No Dainty Kid-Glove Business
After the 1850s, mixed-class audiences less often shared the same theaters. Some observers, such as poet Walt Whitman, regretted the change. In this selection from an essay written in the 1880s, he fondly recalled the enthusiasm of the crowds at New York's Bowery Theater. His memories of audience responses to the performances of popular actors such as Edwin Forrest and Junius Brutus Booth contrast sharply with Irving's comments.
Recalling from that period the occasion of either Forrest or Booth, any good night at the old Bowery, pack'd from ceiling to pit with its audience mainly of alert, well-dress'd full-blooded young and middle-aged men, the best average of American-born mechanics-the emotional nature of the whole mass arous'd by the power and magnetism of as mighty mimes as ever trod the stage-the whole crowded auditorium, and what seeth'd in it -bursting forth in one of those long-kept-up tempests of hand-clapping peculiar to the Bowery-no dainty kid-glove business, but electric force and muscle from perhaps 2,000 full-sinew'd men -such sounds and scenes as here [recalled] will surely afford to many old New Yorkers some fruitful recollections.
I can yet remember (for I always scann'd an audience as rigidly as a play) the faces of the leading authors, poets, editors, of those times-Fenimore Cooper, Bryant, Paulding, Irving, Charles King, Watson Webb, N.P. Willis, Hoffman, Halleck, Mumford, Morris, Leggett, L.G. Clarke, R.A. Locke, and others-occasionally peering from the first-tier boxes; and even the great National Eminences, Presidents Adams, Jackson, Van Buren, and Tyler, all made short visits there on their Eastern tours.
The young ship-builders, cartmen, butchers, firemen too, were always to be seen in these audiences, racy of the East River and the Dry Dock.

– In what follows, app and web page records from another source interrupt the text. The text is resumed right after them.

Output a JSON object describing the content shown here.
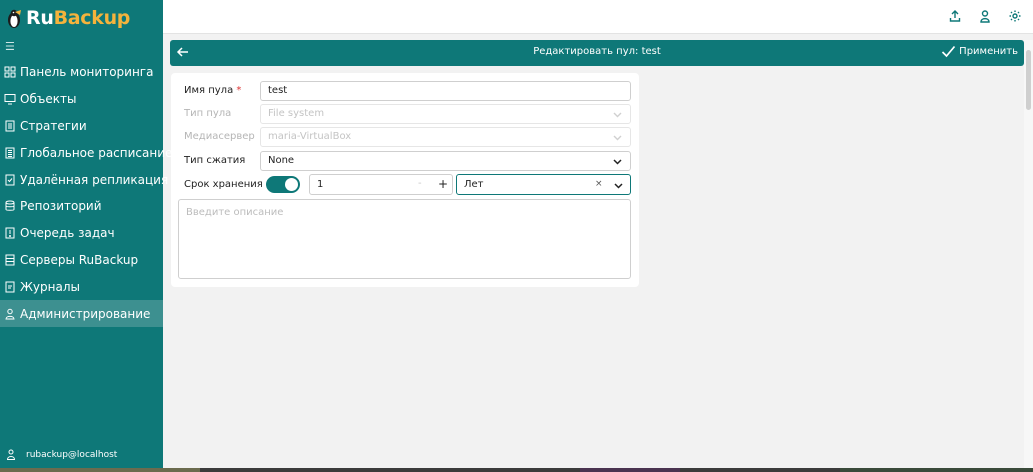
{
  "brand": {
    "name_part1": "Ru",
    "name_part2": "Backup",
    "accent": "#0e7878",
    "logo_yellow": "#f4b33c"
  },
  "sidebar": {
    "collapse_glyph": "☰",
    "items": [
      {
        "label": "Панель мониторинга",
        "icon": "dashboard-icon"
      },
      {
        "label": "Объекты",
        "icon": "monitor-icon"
      },
      {
        "label": "Стратегии",
        "icon": "document-icon"
      },
      {
        "label": "Глобальное расписание",
        "icon": "calendar-icon"
      },
      {
        "label": "Удалённая репликация",
        "icon": "replication-icon"
      },
      {
        "label": "Репозиторий",
        "icon": "database-icon"
      },
      {
        "label": "Очередь задач",
        "icon": "task-queue-icon"
      },
      {
        "label": "Серверы RuBackup",
        "icon": "server-icon"
      },
      {
        "label": "Журналы",
        "icon": "log-icon"
      },
      {
        "label": "Администрирование",
        "icon": "user-admin-icon",
        "active": true
      }
    ],
    "user": "rubackup@localhost"
  },
  "header": {
    "icons": [
      "upload-icon",
      "user-icon",
      "settings-icon"
    ]
  },
  "page": {
    "title": "Редактировать пул: test",
    "apply_label": "Применить"
  },
  "form": {
    "pool_name": {
      "label": "Имя пула",
      "required_mark": "*",
      "value": "test"
    },
    "pool_type": {
      "label": "Тип пула",
      "value": "File system",
      "disabled": true
    },
    "media_server": {
      "label": "Медиасервер",
      "value": "maria-VirtualBox",
      "disabled": true
    },
    "compression": {
      "label": "Тип сжатия",
      "value": "None"
    },
    "retention": {
      "label": "Срок хранения",
      "enabled": true,
      "value": "1",
      "minus": "-",
      "plus": "+",
      "unit": "Лет",
      "clear": "×"
    },
    "description": {
      "placeholder": "Введите описание",
      "value": ""
    }
  }
}
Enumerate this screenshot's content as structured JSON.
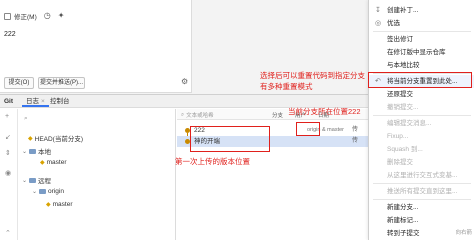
{
  "commit_panel": {
    "amend_label": "修正(M)",
    "message": "222",
    "commit_label": "提交(O)",
    "commit_push_label": "提交并推送(P)..."
  },
  "git_window": {
    "title": "Git",
    "tabs": [
      "日志",
      "控制台"
    ],
    "branch_tree": {
      "head": "HEAD(当前分支)",
      "local": "本地",
      "local_master": "master",
      "remote": "远程",
      "origin": "origin",
      "remote_master": "master"
    },
    "log": {
      "search_placeholder": "文本或哈希",
      "filters": [
        "分支",
        "用户",
        "日期"
      ],
      "rows": [
        {
          "message": "222",
          "refs": "origin & master",
          "author": "传"
        },
        {
          "message": "神的开端",
          "refs": "",
          "author": "传"
        }
      ]
    }
  },
  "annotations": {
    "reset_note_line1": "选择后可以重置代码到指定分支",
    "reset_note_line2": "有多种重置模式",
    "current_branch_note": "当前分支所在位置222",
    "first_commit_note": "第一次上传的版本位置"
  },
  "menu": {
    "items": [
      {
        "label": "创建补丁...",
        "icon": "↧",
        "disabled": false
      },
      {
        "label": "优选",
        "icon": "◎",
        "disabled": false
      },
      {
        "label": "签出修订",
        "icon": "",
        "disabled": false
      },
      {
        "label": "在修订版中显示仓库",
        "icon": "",
        "disabled": false
      },
      {
        "label": "与本地比较",
        "icon": "",
        "disabled": false
      },
      {
        "label": "将当前分支重置到此处...",
        "icon": "↶",
        "disabled": false,
        "highlight": true
      },
      {
        "label": "还原提交",
        "icon": "",
        "disabled": false
      },
      {
        "label": "撤销提交...",
        "icon": "",
        "disabled": true
      },
      {
        "label": "编辑提交消息...",
        "icon": "",
        "disabled": true
      },
      {
        "label": "Fixup...",
        "icon": "",
        "disabled": true
      },
      {
        "label": "Squash 到...",
        "icon": "",
        "disabled": true
      },
      {
        "label": "删除提交",
        "icon": "",
        "disabled": true
      },
      {
        "label": "从这里进行交互式变基...",
        "icon": "",
        "disabled": true
      },
      {
        "label": "推送所有提交直到这里...",
        "icon": "",
        "disabled": true
      },
      {
        "label": "新建分支...",
        "icon": "",
        "disabled": false
      },
      {
        "label": "新建标记...",
        "icon": "",
        "disabled": false
      },
      {
        "label": "转到子提交",
        "icon": "",
        "disabled": false
      }
    ],
    "shortcut": "向右箭"
  }
}
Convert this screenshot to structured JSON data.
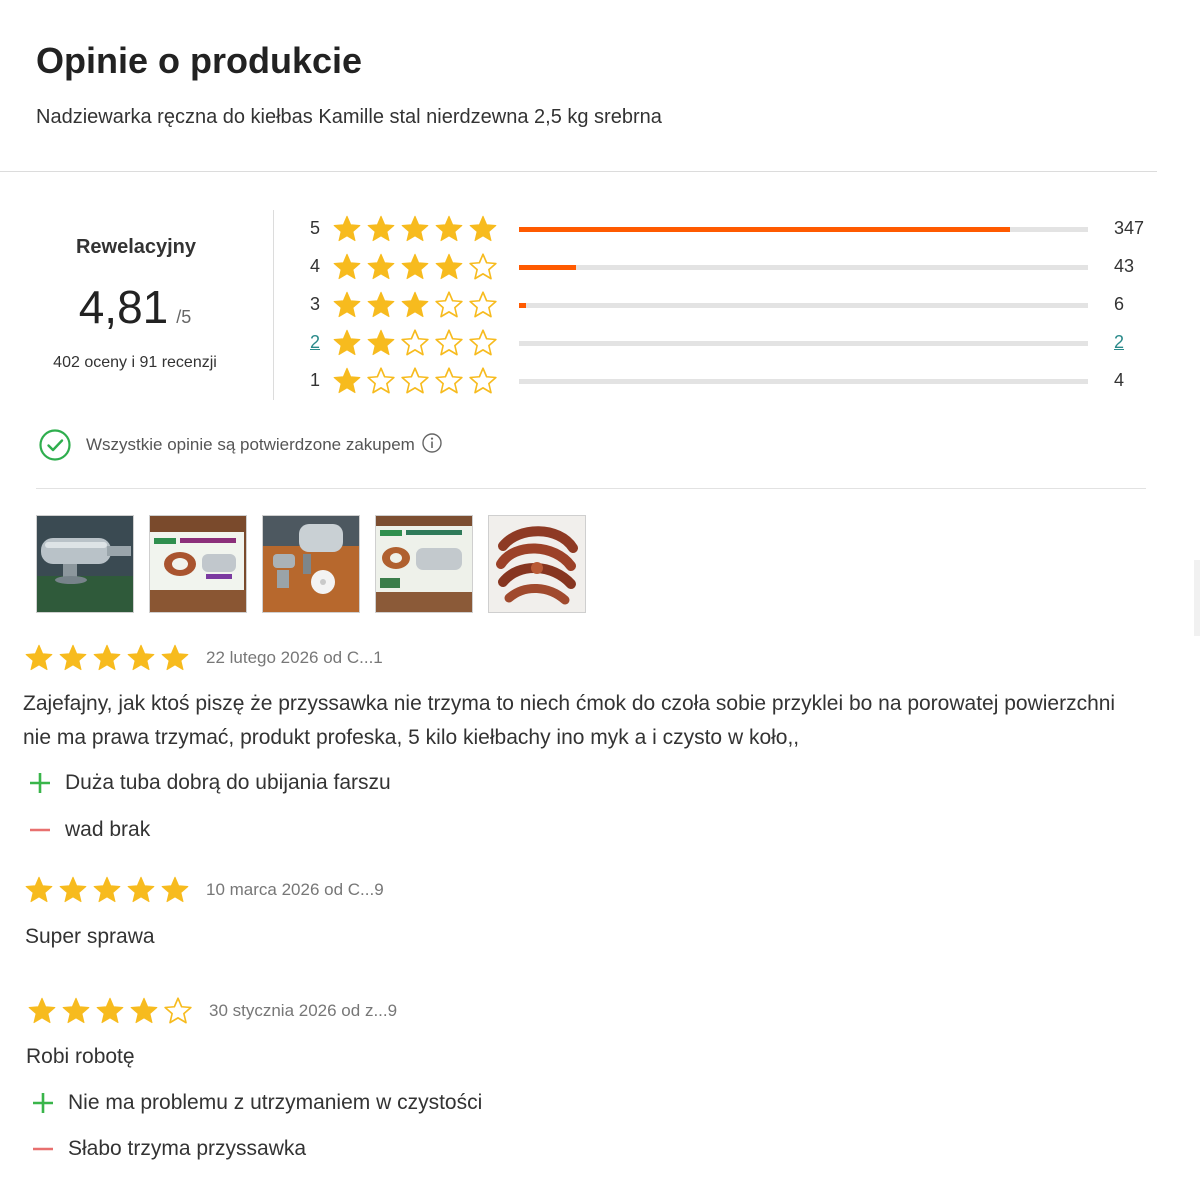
{
  "header": {
    "title": "Opinie o produkcie",
    "product_name": "Nadziewarka ręczna do kiełbas Kamille stal nierdzewna 2,5 kg srebrna"
  },
  "summary": {
    "verdict": "Rewelacyjny",
    "score": "4,81",
    "score_max": "/5",
    "counts": "402 oceny i 91 recenzji"
  },
  "distribution": [
    {
      "stars": 5,
      "label": "5",
      "count": "347",
      "share": 0.863
    },
    {
      "stars": 4,
      "label": "4",
      "count": "43",
      "share": 0.1
    },
    {
      "stars": 3,
      "label": "3",
      "count": "6",
      "share": 0.012
    },
    {
      "stars": 2,
      "label": "2",
      "count": "2",
      "share": 0.0,
      "linked": true
    },
    {
      "stars": 1,
      "label": "1",
      "count": "4",
      "share": 0.0
    }
  ],
  "verified": {
    "text": "Wszystkie opinie są potwierdzone zakupem",
    "icon": "check-circle-icon",
    "info_icon": "info-icon"
  },
  "photos": [
    {
      "name": "photo-sausage-stuffer-steel"
    },
    {
      "name": "photo-product-box-front"
    },
    {
      "name": "photo-stuffer-parts-on-table"
    },
    {
      "name": "photo-product-box-side"
    },
    {
      "name": "photo-homemade-sausages"
    }
  ],
  "reviews": [
    {
      "rating": 5,
      "meta": "22 lutego 2026 od C...1",
      "text": "Zajefajny, jak ktoś piszę że przyssawka nie trzyma to niech ćmok do czoła sobie przyklei bo na porowatej powierzchni nie ma prawa trzymać, produkt profeska, 5 kilo kiełbachy ino myk a i czysto w koło,,",
      "pro": "Duża tuba dobrą do ubijania farszu",
      "con": "wad brak"
    },
    {
      "rating": 5,
      "meta": "10 marca 2026 od C...9",
      "text": "Super sprawa"
    },
    {
      "rating": 4,
      "meta": "30 stycznia 2026 od z...9",
      "text": "Robi robotę",
      "pro": "Nie ma problemu z utrzymaniem w czystości",
      "con": "Słabo trzyma przyssawka"
    }
  ],
  "colors": {
    "star": "#f7bb1e",
    "bar_fill": "#ff5a00",
    "bar_track": "#e3e3e3",
    "pro_sign": "#39b54a",
    "con_sign": "#e8706f",
    "link": "#2a8a8a",
    "verified_check": "#2fae4e"
  }
}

Slang, wit, occasional shirt sleeves, and a picturesque freedom of looks and manners, with a rude good-nature and restless movement, were generally noticeable. Yet there never were audiences that paid a good actor or an interesting play the compliment of more sustain'd attention or quicker rapport .
Source: Justin Kaplan, ed., Walt Whitman: Poetry and Prose (1982)